Easing regulations to allow beyond visual line of sight (BVLOS) flights to become the norm will spur drone adoption, Warnas said. At some point, every utility will have drones flying power lines daily, and no one will think twice as the UAS pass overhead.
The work will be the same but the software more efficient, Marom said. Inspectors will obtain even more focused and precise results, with software already built into the drone for specific missions.
Data management also will get easier, Avitan said, with platforms like AIM handling the sifting process with AI. Autonomy will be key, with drones only alerting asset owners when they identify a problem.
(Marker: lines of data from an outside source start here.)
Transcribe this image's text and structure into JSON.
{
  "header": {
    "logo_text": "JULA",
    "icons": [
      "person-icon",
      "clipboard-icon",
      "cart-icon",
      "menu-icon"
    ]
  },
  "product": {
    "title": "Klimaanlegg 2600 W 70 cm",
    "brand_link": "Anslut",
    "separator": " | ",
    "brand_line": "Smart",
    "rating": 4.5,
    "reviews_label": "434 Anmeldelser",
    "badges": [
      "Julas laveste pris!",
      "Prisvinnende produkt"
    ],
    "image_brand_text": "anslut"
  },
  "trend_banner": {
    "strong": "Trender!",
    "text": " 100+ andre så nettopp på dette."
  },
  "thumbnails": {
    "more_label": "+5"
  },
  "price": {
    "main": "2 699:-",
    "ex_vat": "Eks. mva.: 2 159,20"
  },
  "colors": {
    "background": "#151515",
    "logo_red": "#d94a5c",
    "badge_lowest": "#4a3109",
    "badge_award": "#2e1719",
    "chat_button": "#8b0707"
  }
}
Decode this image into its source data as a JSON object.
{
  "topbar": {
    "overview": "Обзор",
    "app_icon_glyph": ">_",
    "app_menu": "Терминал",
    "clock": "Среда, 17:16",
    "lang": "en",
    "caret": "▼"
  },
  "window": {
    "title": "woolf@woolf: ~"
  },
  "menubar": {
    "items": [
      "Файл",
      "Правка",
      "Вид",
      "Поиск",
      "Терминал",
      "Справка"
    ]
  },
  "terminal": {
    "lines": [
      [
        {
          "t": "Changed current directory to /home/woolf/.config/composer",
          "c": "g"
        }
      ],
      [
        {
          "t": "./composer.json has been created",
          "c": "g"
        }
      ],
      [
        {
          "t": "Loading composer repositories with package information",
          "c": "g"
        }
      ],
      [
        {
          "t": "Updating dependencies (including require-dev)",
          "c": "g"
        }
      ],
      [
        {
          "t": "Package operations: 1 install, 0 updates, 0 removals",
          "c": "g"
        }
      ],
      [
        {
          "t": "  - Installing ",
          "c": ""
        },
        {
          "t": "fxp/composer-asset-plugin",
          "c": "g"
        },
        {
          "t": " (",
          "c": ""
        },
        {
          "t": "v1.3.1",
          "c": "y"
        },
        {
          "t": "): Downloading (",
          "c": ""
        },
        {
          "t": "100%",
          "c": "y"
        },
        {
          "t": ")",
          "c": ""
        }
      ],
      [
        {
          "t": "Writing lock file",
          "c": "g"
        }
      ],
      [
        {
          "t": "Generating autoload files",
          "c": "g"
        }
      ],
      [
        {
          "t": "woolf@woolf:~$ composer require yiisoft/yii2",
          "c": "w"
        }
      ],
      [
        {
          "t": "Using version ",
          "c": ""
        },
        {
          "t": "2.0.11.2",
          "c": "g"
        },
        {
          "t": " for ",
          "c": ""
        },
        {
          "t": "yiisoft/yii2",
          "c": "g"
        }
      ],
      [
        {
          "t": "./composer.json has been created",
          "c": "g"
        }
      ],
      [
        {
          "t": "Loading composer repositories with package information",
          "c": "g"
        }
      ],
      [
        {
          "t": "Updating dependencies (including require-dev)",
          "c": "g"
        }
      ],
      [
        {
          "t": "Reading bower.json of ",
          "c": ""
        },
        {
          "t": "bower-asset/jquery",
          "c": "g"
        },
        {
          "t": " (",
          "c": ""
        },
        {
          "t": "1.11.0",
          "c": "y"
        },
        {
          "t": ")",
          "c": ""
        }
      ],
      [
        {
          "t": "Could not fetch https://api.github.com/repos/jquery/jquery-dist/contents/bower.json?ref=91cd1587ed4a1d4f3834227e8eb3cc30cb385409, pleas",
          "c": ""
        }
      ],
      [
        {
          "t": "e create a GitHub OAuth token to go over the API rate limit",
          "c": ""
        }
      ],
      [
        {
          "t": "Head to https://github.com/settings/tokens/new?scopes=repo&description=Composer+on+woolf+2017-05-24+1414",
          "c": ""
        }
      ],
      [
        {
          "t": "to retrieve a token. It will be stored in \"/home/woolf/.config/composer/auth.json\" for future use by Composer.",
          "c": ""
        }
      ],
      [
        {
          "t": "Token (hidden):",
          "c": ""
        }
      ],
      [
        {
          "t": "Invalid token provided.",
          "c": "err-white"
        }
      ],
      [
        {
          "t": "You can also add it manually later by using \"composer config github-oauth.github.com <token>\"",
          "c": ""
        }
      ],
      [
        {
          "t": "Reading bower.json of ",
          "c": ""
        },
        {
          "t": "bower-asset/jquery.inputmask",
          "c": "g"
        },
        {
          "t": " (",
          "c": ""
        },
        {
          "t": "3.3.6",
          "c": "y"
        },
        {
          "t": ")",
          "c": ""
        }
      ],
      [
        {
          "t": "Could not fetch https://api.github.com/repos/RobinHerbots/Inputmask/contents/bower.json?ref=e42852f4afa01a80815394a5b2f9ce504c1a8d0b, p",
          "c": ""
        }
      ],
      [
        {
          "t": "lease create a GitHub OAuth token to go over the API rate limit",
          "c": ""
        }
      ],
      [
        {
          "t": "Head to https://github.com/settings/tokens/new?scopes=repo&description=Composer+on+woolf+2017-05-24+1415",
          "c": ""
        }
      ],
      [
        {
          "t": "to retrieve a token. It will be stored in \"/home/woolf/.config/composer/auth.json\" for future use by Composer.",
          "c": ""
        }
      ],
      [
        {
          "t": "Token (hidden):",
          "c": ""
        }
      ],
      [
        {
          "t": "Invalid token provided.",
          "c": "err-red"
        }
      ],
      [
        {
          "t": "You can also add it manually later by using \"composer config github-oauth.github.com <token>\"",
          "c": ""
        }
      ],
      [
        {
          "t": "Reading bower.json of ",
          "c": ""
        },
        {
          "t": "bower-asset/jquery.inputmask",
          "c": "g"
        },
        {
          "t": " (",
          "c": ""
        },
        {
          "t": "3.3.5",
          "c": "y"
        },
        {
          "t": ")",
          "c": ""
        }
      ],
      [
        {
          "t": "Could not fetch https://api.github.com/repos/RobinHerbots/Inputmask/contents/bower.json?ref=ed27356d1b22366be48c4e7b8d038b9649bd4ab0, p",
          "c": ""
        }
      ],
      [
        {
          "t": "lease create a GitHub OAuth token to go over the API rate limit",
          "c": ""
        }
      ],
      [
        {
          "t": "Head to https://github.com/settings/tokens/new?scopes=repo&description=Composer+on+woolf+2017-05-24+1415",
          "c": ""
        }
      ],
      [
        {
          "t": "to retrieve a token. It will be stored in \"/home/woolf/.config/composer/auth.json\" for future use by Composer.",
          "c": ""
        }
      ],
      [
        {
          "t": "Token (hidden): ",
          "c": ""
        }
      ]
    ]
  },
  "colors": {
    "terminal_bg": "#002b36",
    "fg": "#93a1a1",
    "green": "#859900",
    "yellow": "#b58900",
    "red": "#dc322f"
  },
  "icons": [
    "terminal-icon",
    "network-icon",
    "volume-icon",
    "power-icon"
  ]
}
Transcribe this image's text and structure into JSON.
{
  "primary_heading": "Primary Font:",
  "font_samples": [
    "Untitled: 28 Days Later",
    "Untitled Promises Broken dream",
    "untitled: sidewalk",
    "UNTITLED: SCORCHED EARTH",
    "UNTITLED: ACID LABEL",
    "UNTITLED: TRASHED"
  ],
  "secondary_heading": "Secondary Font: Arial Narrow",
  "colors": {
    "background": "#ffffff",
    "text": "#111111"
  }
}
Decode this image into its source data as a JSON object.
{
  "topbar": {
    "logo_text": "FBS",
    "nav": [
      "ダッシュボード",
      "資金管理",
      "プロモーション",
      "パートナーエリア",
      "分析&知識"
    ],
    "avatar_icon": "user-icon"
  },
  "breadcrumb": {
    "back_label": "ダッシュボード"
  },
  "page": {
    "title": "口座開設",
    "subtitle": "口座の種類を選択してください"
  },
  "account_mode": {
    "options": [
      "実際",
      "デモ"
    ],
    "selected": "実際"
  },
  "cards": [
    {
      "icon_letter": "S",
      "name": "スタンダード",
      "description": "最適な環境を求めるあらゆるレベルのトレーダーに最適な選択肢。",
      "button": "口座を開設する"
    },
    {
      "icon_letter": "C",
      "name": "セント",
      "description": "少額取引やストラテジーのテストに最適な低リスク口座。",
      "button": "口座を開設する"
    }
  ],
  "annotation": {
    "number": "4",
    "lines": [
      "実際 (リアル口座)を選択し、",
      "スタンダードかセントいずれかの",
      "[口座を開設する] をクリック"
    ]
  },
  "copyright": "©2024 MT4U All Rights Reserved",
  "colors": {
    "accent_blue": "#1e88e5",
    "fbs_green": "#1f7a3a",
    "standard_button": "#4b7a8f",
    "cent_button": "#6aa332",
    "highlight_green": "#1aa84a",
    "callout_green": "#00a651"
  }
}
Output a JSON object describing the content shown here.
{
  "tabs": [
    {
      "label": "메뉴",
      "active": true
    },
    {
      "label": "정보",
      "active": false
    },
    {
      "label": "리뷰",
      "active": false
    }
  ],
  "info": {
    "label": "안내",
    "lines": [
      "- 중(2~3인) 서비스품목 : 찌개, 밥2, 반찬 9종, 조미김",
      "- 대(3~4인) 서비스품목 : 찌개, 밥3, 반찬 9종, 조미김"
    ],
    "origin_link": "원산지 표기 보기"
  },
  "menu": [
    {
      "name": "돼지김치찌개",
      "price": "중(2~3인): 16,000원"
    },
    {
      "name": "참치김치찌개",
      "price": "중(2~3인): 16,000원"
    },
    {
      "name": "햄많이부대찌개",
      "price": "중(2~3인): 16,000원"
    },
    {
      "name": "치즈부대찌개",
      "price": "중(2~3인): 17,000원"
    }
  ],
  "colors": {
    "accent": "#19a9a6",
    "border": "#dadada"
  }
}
Eventually, clients who need a highway or building inspected will expect the company they hire to use a drone, Stanley said. Those who don’t offer the technology will be left behind.
And as the systems continue to demonstrate reliability, asset owners will trust them even more and use collected data predictively, intervening early to save money and improve safety.
“Over time, they’ll get more and more information on assets that are deteriorating to determine their lifecycle,” Fleming said. That’s the ultimate goal. To see what’s failing and how the defects are trending, to predict when things are going to fail.”
Percepto’s Autonomous Inspection & Monitoring (AIM) platform is an end-to-end solution designed for critical infrastructure and asset monitoring. The company’s Sparrow drone is paired with Spot, a mobile robot from Boston Dynamics. When someone requests data, the most suitable robot will be deployed, without human intervention, to obtain and then stream that data.
This platform limits the number of people needed on an industrial site and allows for remote management, something many of Percepto’s clients wanted, Co-founder and Chief Commercial Officer Ariel Avitan said.
“What we do with the Sparrow, our drone-in-the box solution, we’re now doing with Spot,” he said, noting the data is all meshed into one location. “If the client says I want a thermal imaging report on tank 17, it automatically chooses the correct sensors, collects the data, converts the data into insights and creates a report.”
Sites are divided into points of interest, allowing clients to sift through information such as when the data was collected and the type of sensor used. It’s also possible to subscribe to reports to parse the software results.
Along with the rollout of AIM in the North American market, the Israeli-based Percepto recently announced plans to open a U.S. headquarters, in Texas, this Spring.
ZM Interactive’s xFold Dragon line features drones of multiple sizes that can lift up to 1,000 pounds. When they’re not used for inspections, they can deliver parts to help with repairs as well as other cargo. The drone can change configurations quickly, so clients can use one system for multiple missions. (For details, read “Heavy Lifting: ZM Interactive’s Dragon Series” at insideunmannedsystems.com.)
This full stack end-to-end platform uses AI to automatically detect defects, said Xinbo Zhang, Industrial Skyworks marketing manager. Asset managers can create digital twins and reports to track an asset’s progress.
Once the data is collected and uploaded to the platform, AI filters out unnecessary images to create a digital twin asset for managers to inspect, he said. It automatically annotates anomalies such as corrosion and creates a shareable report.
With digital twins, clients can perform a preliminary evaluation of their assets to see if further analysis is necessary.